Workers in France Show That Class Struggle Lives

The mass resistance of mainly public sector workers to the Jupp‚ Plan has not broken any new ground but it has been a reminder of what the working class is capable of. With all the arrogance of a party that has a massive parliamentary majority combined with the pressures to fulfil the Maastricht criteria for European monetary union, Chirac's Gaullists hit out at the working class on all fronts. As well as tax increases and welfare cuts for all, public sector workers suddenly found their pension rights reduced.

Only the working class can oppose capitalism

There is no doubt that the government was surprised by the extent and force of the response from the working class. Possibly they believed the bourgeoisie's own propaganda that we are living in a post-industrial age when the class struggle is dead. Certainly the strikes, demonstrations and militant actions taken by wage workers have exposed all those self-proclaimed "socialists" and "revolutionaries" who have announced class struggle "at the point of production" to be a thing of the past. Just as May '68 showed that the working class had not become a mass of isolated and passive individuals within capitalism (as Marcuse's One Dimensional Man portrayed it) so in 1995 the French working class has proved that all-out class struggle is not only possible but the only way to really challenge the capitalist social order and its state. There has not been another '68 but we can still salute the example set by our class comrades in France. They have shown where our strength as a class lies. By uniting across sections and withdrawing the source of the whole of capitalism's wealth - our labour power - we can halt the capitalist attacks.

Unions side with the capitalist state

However defensive struggles do not themselves end those attacks. As long as workers accept the rules of the capitalist game they will allow their goals to be dominated by the unions. And the unions have been ready and waiting to channel workers' militancy to the safety of the negotiating table in the interests of the capitalist state. This time they have had to struggle to keep up with the groundswell of activity at the grassroots. Throughout France workers have organised their own demonstrations, often ignoring union boundaries to solidarise with co-workers from other sectors; they have continued to strike after official union deadlines. But make no mistake about it, the issue for the unions is not how to maintain workers' living standards and working conditions but how to maintain their own position in the management structure. (If pension schemes are axed what happens to the unions who manage them jointly with the bosses? If the whole of the public sector is to be restructured what will happen to the union bureaucrats?) Even so, the stalemate reached in the joint talks between government, bosses and unions before Christmas is not just a reflection of disagreements with each other about how to 'reach a settlement'. The union bosses are also there to advise on what would be acceptable or unacceptable at the grassroots. Already they have successfully divided the class. The government's climbdown over pensions has been the excuse for telling railworkers to call off their action. By further prolonging the talks at the same time as isolating workers in sectional struggles, they undermine workers' fighting spirit and prepare the way for an eventual 'package' that will be wrapped up in so many clauses, sub-clauses and conditions to disguise the extent of the concessions they have made "on workers' behalf".

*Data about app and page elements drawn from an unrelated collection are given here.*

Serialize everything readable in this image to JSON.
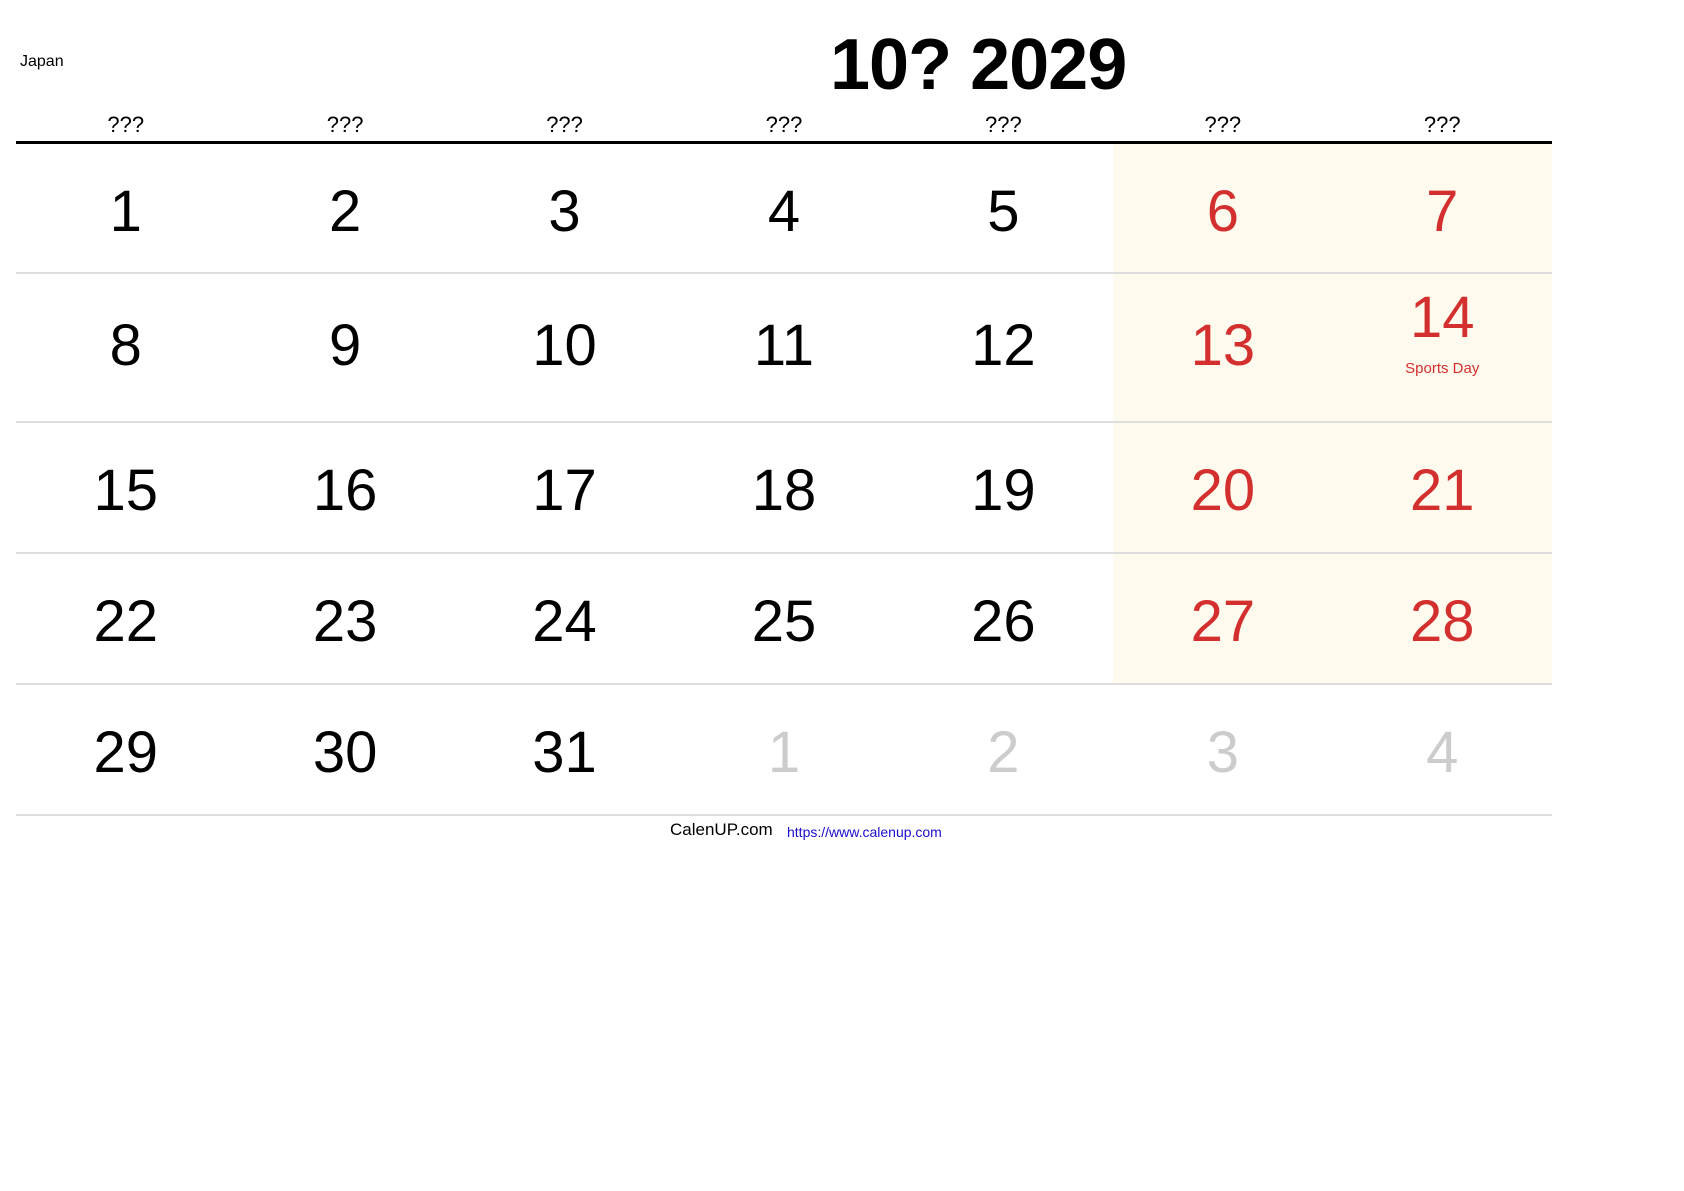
{
  "header": {
    "country": "Japan",
    "title": "10? 2029"
  },
  "weekdays": [
    "???",
    "???",
    "???",
    "???",
    "???",
    "???",
    "???"
  ],
  "weeks": [
    [
      {
        "day": "1",
        "type": "normal"
      },
      {
        "day": "2",
        "type": "normal"
      },
      {
        "day": "3",
        "type": "normal"
      },
      {
        "day": "4",
        "type": "normal"
      },
      {
        "day": "5",
        "type": "normal"
      },
      {
        "day": "6",
        "type": "weekend"
      },
      {
        "day": "7",
        "type": "weekend"
      }
    ],
    [
      {
        "day": "8",
        "type": "normal"
      },
      {
        "day": "9",
        "type": "normal"
      },
      {
        "day": "10",
        "type": "normal"
      },
      {
        "day": "11",
        "type": "normal"
      },
      {
        "day": "12",
        "type": "normal"
      },
      {
        "day": "13",
        "type": "weekend"
      },
      {
        "day": "14",
        "type": "weekend",
        "holiday": "Sports Day"
      }
    ],
    [
      {
        "day": "15",
        "type": "normal"
      },
      {
        "day": "16",
        "type": "normal"
      },
      {
        "day": "17",
        "type": "normal"
      },
      {
        "day": "18",
        "type": "normal"
      },
      {
        "day": "19",
        "type": "normal"
      },
      {
        "day": "20",
        "type": "weekend"
      },
      {
        "day": "21",
        "type": "weekend"
      }
    ],
    [
      {
        "day": "22",
        "type": "normal"
      },
      {
        "day": "23",
        "type": "normal"
      },
      {
        "day": "24",
        "type": "normal"
      },
      {
        "day": "25",
        "type": "normal"
      },
      {
        "day": "26",
        "type": "normal"
      },
      {
        "day": "27",
        "type": "weekend"
      },
      {
        "day": "28",
        "type": "weekend"
      }
    ],
    [
      {
        "day": "29",
        "type": "normal"
      },
      {
        "day": "30",
        "type": "normal"
      },
      {
        "day": "31",
        "type": "normal"
      },
      {
        "day": "1",
        "type": "other"
      },
      {
        "day": "2",
        "type": "other"
      },
      {
        "day": "3",
        "type": "other"
      },
      {
        "day": "4",
        "type": "other"
      }
    ]
  ],
  "footer": {
    "brand": "CalenUP.com",
    "link": "https://www.calenup.com"
  },
  "colors": {
    "weekend_text": "#d32f2f",
    "weekend_bg": "#fefaed",
    "other_month_text": "#cccccc",
    "link": "#1a0dcc"
  }
}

At the end of the day the unions are there to defend French capitalism, just as everywhere else they defend their own national capital. And like everywhere else today this means persuading workers somehow or other to make sacrifices for the sake of 'economic growth', 'reducing state spending' or whatever. Wage cuts, lower pensions, fewer welfare services, endless job losses, insecure ('flexible') and harsher working conditions, tax increases, inflation: there is no future for the working class in the existing world order. Sooner or later the world's exploited are going to have to take things into their own hands and get rid of this blood-sucking monster which is wrecking the planet and increasing the wealth of the rich while the poor get poorer and the poorest starve to death.

Organise politically

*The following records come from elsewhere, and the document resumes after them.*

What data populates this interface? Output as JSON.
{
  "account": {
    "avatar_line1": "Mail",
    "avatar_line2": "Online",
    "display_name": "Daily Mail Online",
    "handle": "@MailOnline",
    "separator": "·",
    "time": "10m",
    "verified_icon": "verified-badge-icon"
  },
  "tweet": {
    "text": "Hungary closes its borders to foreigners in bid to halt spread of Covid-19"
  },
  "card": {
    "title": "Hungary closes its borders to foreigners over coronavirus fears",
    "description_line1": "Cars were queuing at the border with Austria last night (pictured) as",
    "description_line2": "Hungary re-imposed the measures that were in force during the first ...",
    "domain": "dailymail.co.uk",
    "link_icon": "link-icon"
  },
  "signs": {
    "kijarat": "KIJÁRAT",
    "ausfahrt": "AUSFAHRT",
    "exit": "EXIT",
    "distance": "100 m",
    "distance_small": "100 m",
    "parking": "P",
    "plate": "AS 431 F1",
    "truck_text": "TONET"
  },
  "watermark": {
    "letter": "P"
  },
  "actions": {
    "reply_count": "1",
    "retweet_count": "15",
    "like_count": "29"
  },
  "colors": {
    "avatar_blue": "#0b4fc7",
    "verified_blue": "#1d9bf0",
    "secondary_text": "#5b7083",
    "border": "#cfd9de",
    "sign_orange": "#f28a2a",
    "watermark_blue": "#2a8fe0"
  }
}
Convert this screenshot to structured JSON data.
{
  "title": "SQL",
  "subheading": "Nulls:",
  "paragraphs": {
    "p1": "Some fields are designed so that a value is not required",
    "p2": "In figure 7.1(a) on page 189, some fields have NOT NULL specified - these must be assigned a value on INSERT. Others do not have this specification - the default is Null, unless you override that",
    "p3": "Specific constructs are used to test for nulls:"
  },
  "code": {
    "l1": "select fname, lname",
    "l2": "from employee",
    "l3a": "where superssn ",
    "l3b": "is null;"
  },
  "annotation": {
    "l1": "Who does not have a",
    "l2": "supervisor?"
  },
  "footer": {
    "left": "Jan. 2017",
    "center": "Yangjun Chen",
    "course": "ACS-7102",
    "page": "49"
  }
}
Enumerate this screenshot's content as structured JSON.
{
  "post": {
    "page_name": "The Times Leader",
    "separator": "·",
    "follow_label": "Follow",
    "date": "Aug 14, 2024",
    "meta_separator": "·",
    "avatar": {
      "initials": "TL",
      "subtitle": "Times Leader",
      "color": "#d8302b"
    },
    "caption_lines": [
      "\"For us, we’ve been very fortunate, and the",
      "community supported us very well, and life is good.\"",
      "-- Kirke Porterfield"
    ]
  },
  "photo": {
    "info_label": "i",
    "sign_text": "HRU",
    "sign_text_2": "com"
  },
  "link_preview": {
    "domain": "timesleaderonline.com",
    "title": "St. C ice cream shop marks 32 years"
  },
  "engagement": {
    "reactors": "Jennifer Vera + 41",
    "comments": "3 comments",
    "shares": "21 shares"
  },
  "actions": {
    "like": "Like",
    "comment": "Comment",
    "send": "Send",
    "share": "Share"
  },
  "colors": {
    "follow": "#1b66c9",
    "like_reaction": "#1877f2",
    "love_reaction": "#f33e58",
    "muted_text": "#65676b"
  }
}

This might seem a long way from the actions taken by 2 million or so public sector workers inside one European state but, whatever the outcome, these actions have been a reminder to governments everywhere that the working class is not dead. For revolutionaries they have given us a glimpse of the future that could become reality once the international working class realises its strength. By this we don't just mean extending the struggle to include workers from other sectors and in other countries. With more confidence this will happen anyway, as the outburst of transport workers' strikes in Belgium during the French strikes showed. However, an outburst of working class anger and maybe the overthrow of a government is one thing, the conscious attempt to overthrow the existing system and establish a different kind of society is another.

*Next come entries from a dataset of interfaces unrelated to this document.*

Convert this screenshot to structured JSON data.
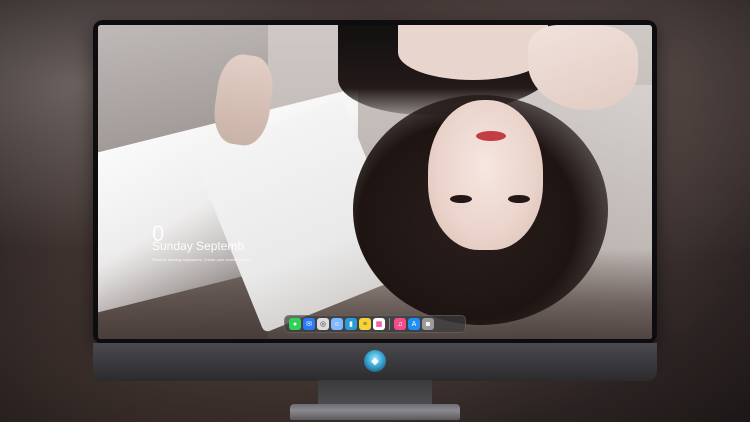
{
  "lock_screen": {
    "time": "0",
    "date": "Sunday Septemb",
    "hint": "Resume sharing wallpapers, Create your screen sense..."
  },
  "dock": {
    "apps": [
      {
        "name": "Messages",
        "icon": "messages-icon",
        "glyph": "●",
        "color": "#2fd158"
      },
      {
        "name": "Mail",
        "icon": "mail-icon",
        "glyph": "✉",
        "color": "#2a7bf4"
      },
      {
        "name": "Safari",
        "icon": "safari-icon",
        "glyph": "◎",
        "color": "#dddddd"
      },
      {
        "name": "Finder",
        "icon": "finder-icon",
        "glyph": "☺",
        "color": "#7fb9ff"
      },
      {
        "name": "Claquette",
        "icon": "movie-icon",
        "glyph": "▮",
        "color": "#2b9bd8"
      },
      {
        "name": "Notes",
        "icon": "notes-icon",
        "glyph": "≡",
        "color": "#f5d33b"
      },
      {
        "name": "Photos",
        "icon": "photos-icon",
        "glyph": "▦",
        "color": "#ffffff"
      },
      {
        "name": "Music",
        "icon": "music-icon",
        "glyph": "♫",
        "color": "#f04e8c"
      },
      {
        "name": "App Store",
        "icon": "app-store-icon",
        "glyph": "A",
        "color": "#1f8ff5"
      },
      {
        "name": "Camera",
        "icon": "camera-icon",
        "glyph": "◙",
        "color": "#9a9a9a"
      }
    ]
  },
  "monitor": {
    "logo_icon": "robot-logo-icon"
  }
}
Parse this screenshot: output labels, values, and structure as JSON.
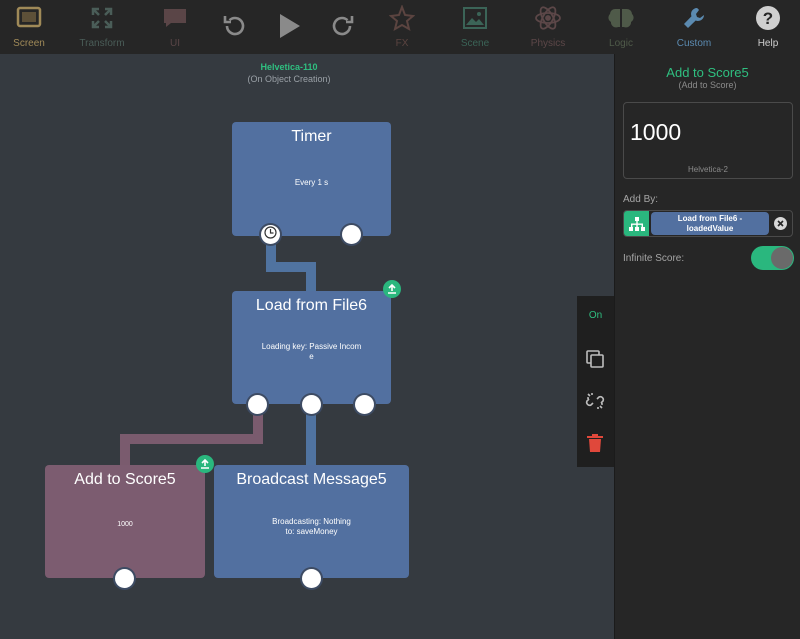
{
  "toolbar": {
    "screen": "Screen",
    "transform": "Transform",
    "ui": "UI",
    "fx": "FX",
    "scene": "Scene",
    "physics": "Physics",
    "logic": "Logic",
    "custom": "Custom",
    "help": "Help"
  },
  "canvas": {
    "title": "Helvetica-110",
    "subtitle": "(On Object Creation)"
  },
  "nodes": {
    "timer": {
      "title": "Timer",
      "body": "Every 1 s"
    },
    "load": {
      "title": "Load from File6",
      "body_line1": "Loading key: Passive Incom",
      "body_line2": "e"
    },
    "add": {
      "title": "Add to Score5",
      "body": "1000"
    },
    "broadcast": {
      "title": "Broadcast Message5",
      "body_line1": "Broadcasting: Nothing",
      "body_line2": "to: saveMoney"
    }
  },
  "node_tools": {
    "on": "On"
  },
  "panel": {
    "title": "Add to Score5",
    "subtitle": "(Add to Score)",
    "value": "1000",
    "value_font": "Helvetica-2",
    "add_by_label": "Add By:",
    "add_by_line1": "Load from File6 -",
    "add_by_line2": "loadedValue",
    "infinite_label": "Infinite Score:",
    "infinite_on": true
  },
  "colors": {
    "accent_green": "#2fbf80",
    "node_blue": "#5270a0",
    "node_pink": "#7c5c70",
    "delete_red": "#e0483b"
  }
}
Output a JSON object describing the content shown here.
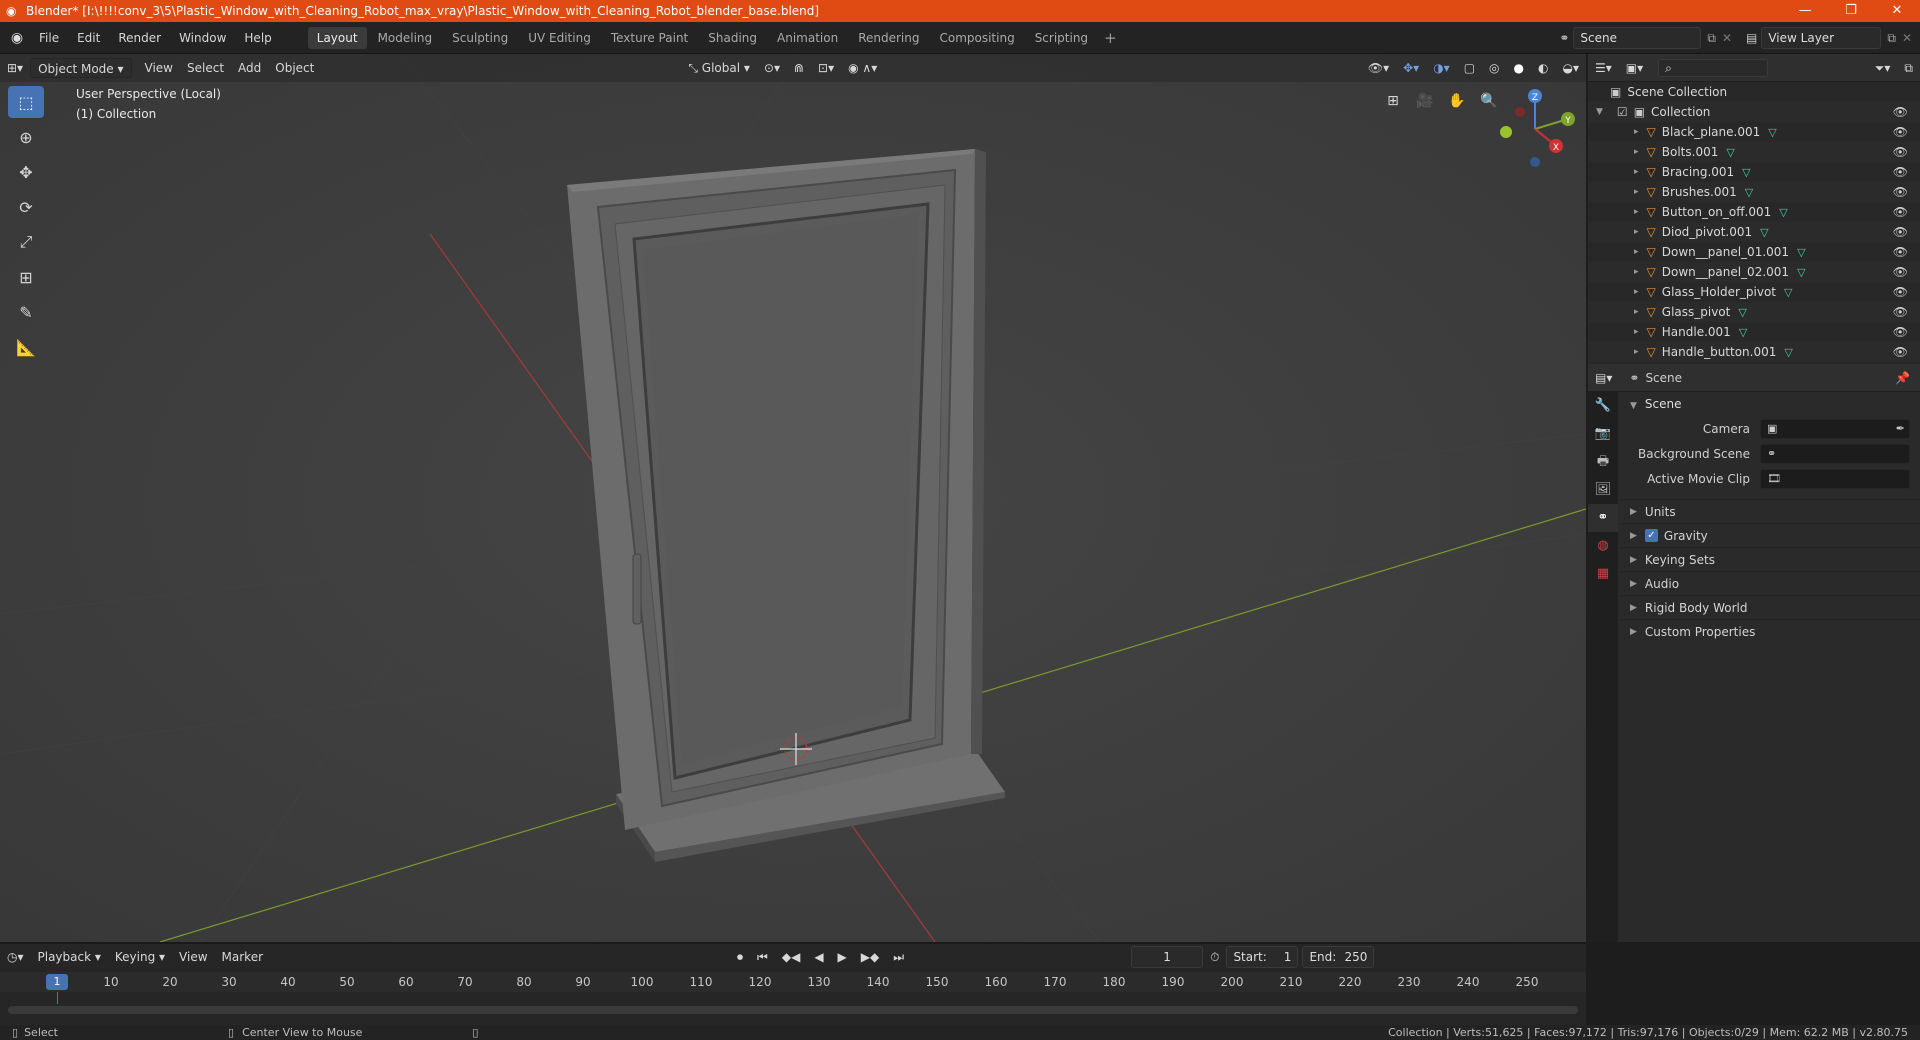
{
  "window": {
    "title": "Blender* [I:\\!!!!conv_3\\5\\Plastic_Window_with_Cleaning_Robot_max_vray\\Plastic_Window_with_Cleaning_Robot_blender_base.blend]",
    "controls": {
      "minimize": "—",
      "maximize": "❐",
      "close": "✕"
    }
  },
  "menubar": {
    "items": [
      "File",
      "Edit",
      "Render",
      "Window",
      "Help"
    ],
    "workspaces": [
      "Layout",
      "Modeling",
      "Sculpting",
      "UV Editing",
      "Texture Paint",
      "Shading",
      "Animation",
      "Rendering",
      "Compositing",
      "Scripting"
    ],
    "active_workspace": "Layout",
    "scene_name": "Scene",
    "view_layer": "View Layer"
  },
  "viewport": {
    "mode": "Object Mode",
    "menus": [
      "View",
      "Select",
      "Add",
      "Object"
    ],
    "orientation": "Global",
    "info_line1": "User Perspective (Local)",
    "info_line2": "(1) Collection",
    "gizmo": {
      "x": "X",
      "y": "Y",
      "z": "Z"
    }
  },
  "outliner": {
    "root": "Scene Collection",
    "collection": "Collection",
    "objects": [
      "Black_plane.001",
      "Bolts.001",
      "Bracing.001",
      "Brushes.001",
      "Button_on_off.001",
      "Diod_pivot.001",
      "Down__panel_01.001",
      "Down__panel_02.001",
      "Glass_Holder_pivot",
      "Glass_pivot",
      "Handle.001",
      "Handle_button.001"
    ]
  },
  "properties": {
    "header": "Scene",
    "panel": "Scene",
    "fields": [
      {
        "label": "Camera",
        "value": ""
      },
      {
        "label": "Background Scene",
        "value": ""
      },
      {
        "label": "Active Movie Clip",
        "value": ""
      }
    ],
    "subpanels": [
      "Units",
      "Gravity",
      "Keying Sets",
      "Audio",
      "Rigid Body World",
      "Custom Properties"
    ],
    "gravity_checked": true
  },
  "timeline": {
    "menus": [
      "Playback",
      "Keying",
      "View",
      "Marker"
    ],
    "current_frame": "1",
    "start_label": "Start:",
    "start": "1",
    "end_label": "End:",
    "end": "250",
    "ticks": [
      "1",
      "10",
      "20",
      "30",
      "40",
      "50",
      "60",
      "70",
      "80",
      "90",
      "100",
      "110",
      "120",
      "130",
      "140",
      "150",
      "160",
      "170",
      "180",
      "190",
      "200",
      "210",
      "220",
      "230",
      "240",
      "250"
    ]
  },
  "statusbar": {
    "left": "Select",
    "middle": "Center View to Mouse",
    "right": "Collection | Verts:51,625 | Faces:97,172 | Tris:97,176 | Objects:0/29 | Mem: 62.2 MB | v2.80.75"
  },
  "colors": {
    "accent": "#4772b3",
    "title_bar": "#df4b13",
    "object_icon": "#e8913a",
    "mesh_icon": "#3fd0a8"
  }
}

Before this can happen the struggle has to be taken onto revolutionary political ground. This can never be done by any of the organisations which today claim to represent the working class: revamped social democrats who long ago put 'social peace' before workers' lives, newly-democratised Stalinist parties, Trotskyists who have never realised the difference between state capitalism and communism, not to mention the trades unions whose very existence depends on the survival of wage labour and exploitation. What's needed is a genuinely internationalist organisation to revive the historic programme of worldwide communist revolution. This will counter in words and deeds all the reactionary ideologies pedalled inside the working class. It will lead a working class offensive against capitalism rather than defensive struggles. Such an organisation won't come into being overnight. There will have to be a process of discussion, clarification of ideas and political debate about what communism is and how to get there, based on the lessons of previous struggles. And previous struggles have shown that an experience like the one that has just occurred in France is a fertile source of political questioning amongst an advanced minority of the working class.

IBRP - January, 1996